1. Identify the important concepts and keywords of your topic.
For example: The effectiveness* of cognitive behavioral therapy to treat chronic pain.
Consider synonyms and related terms for your keywords and concepts.
*Also consider how research methodology informs your topic—effectiveness, for example, will ideally be measured by a randomized controlled trial.
2. Who cares about this topic?
Identify and search the databases of disciplines interested in your topic (Psychology, Medicine, Sociology, etc.). For this course you’ll likely use PsycINFO, MEDLINE (PubMed), and a multidisciplinary database like Web of Science.
3. Search for articles using subject headings and keywords.
4. Look at article references and “cited by”.
Review the references cited in articles you select. These citations will lead you to other relevant articles. Also look for who has cited an article after it was published (cited by or times cited links)
5. Export selected citations
You can keep track of articles of interest by selecting and exporting them to your email or a file. The “Find it @ PSU” link will also be exported, giving you easy access to the full text later on.
6. Read through abstracts, narrowing down to a set of full text articles for your bibliography.
7. Properly cite your research articles using APA style
For your coursework you will be asked to find and cite scholarly and peer reveiwed articles. Peer review is a process by which research articles are evaluated for their quality and contribution to a scholarly field. It is important to remember that not every item published in a peer reviewed journal undergoes the peer review process. For instance, book reviews, editorials, and corrections are not peer reviewed.
Some ways to identify if a journal is peer reviewed:

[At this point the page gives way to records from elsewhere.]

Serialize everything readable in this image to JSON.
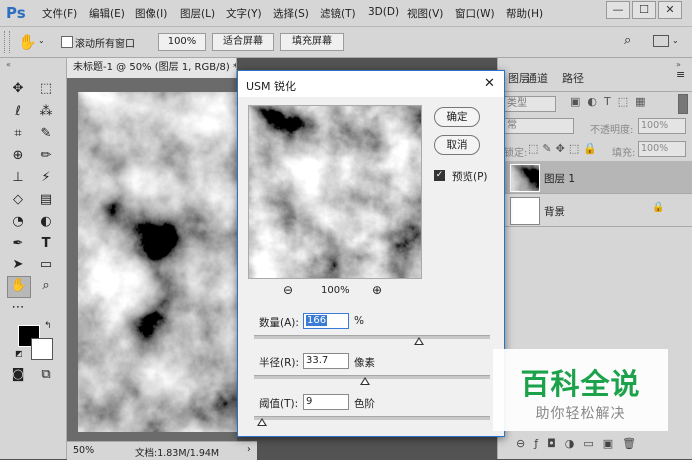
{
  "app": {
    "logo": "Ps"
  },
  "menubar": {
    "items": [
      "文件(F)",
      "编辑(E)",
      "图像(I)",
      "图层(L)",
      "文字(Y)",
      "选择(S)",
      "滤镜(T)",
      "3D(D)",
      "视图(V)",
      "窗口(W)",
      "帮助(H)"
    ],
    "window_buttons": [
      "—",
      "☐",
      "✕"
    ]
  },
  "options_bar": {
    "scroll_all_windows": "滚动所有窗口",
    "zoom_100": "100%",
    "fit_screen": "适合屏幕",
    "fill_screen": "填充屏幕"
  },
  "document": {
    "tab_title": "未标题-1 @ 50% (图层 1, RGB/8) *",
    "tab_close": "×",
    "zoom": "50%",
    "file_info": "文档:1.83M/1.94M",
    "status_arrow": "›"
  },
  "panels": {
    "tabs": [
      "图层",
      "通道",
      "路径"
    ],
    "kind_placeholder": "类型",
    "blend_placeholder": "常",
    "opacity_label": "不透明度:",
    "opacity_value": "100%",
    "lock_label": "锁定:",
    "fill_label": "填充:",
    "fill_value": "100%",
    "layers": [
      {
        "name": "图层 1"
      },
      {
        "name": "背景"
      }
    ]
  },
  "dialog": {
    "title": "USM 锐化",
    "close": "✕",
    "ok": "确定",
    "cancel": "取消",
    "preview_label": "预览(P)",
    "preview_checked": true,
    "zoom_value": "100%",
    "amount": {
      "label": "数量(A):",
      "value": "166",
      "unit": "%",
      "slider_fraction": 0.7
    },
    "radius": {
      "label": "半径(R):",
      "value": "33.7",
      "unit": "像素",
      "slider_fraction": 0.47
    },
    "threshold": {
      "label": "阈值(T):",
      "value": "9",
      "unit": "色阶",
      "slider_fraction": 0.035
    }
  },
  "watermark": {
    "title": "百科全说",
    "subtitle": "助你轻松解决",
    "color": "#1ba24a"
  },
  "colors": {
    "dialog_border": "#2b73c8",
    "ui_bg": "#d6d6d6",
    "ps_blue": "#2d6fbf"
  }
}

To quickly get to the official webpage of a particular journal, and to check if the journal is peer-reviewed, search by journal title in Ulrich's: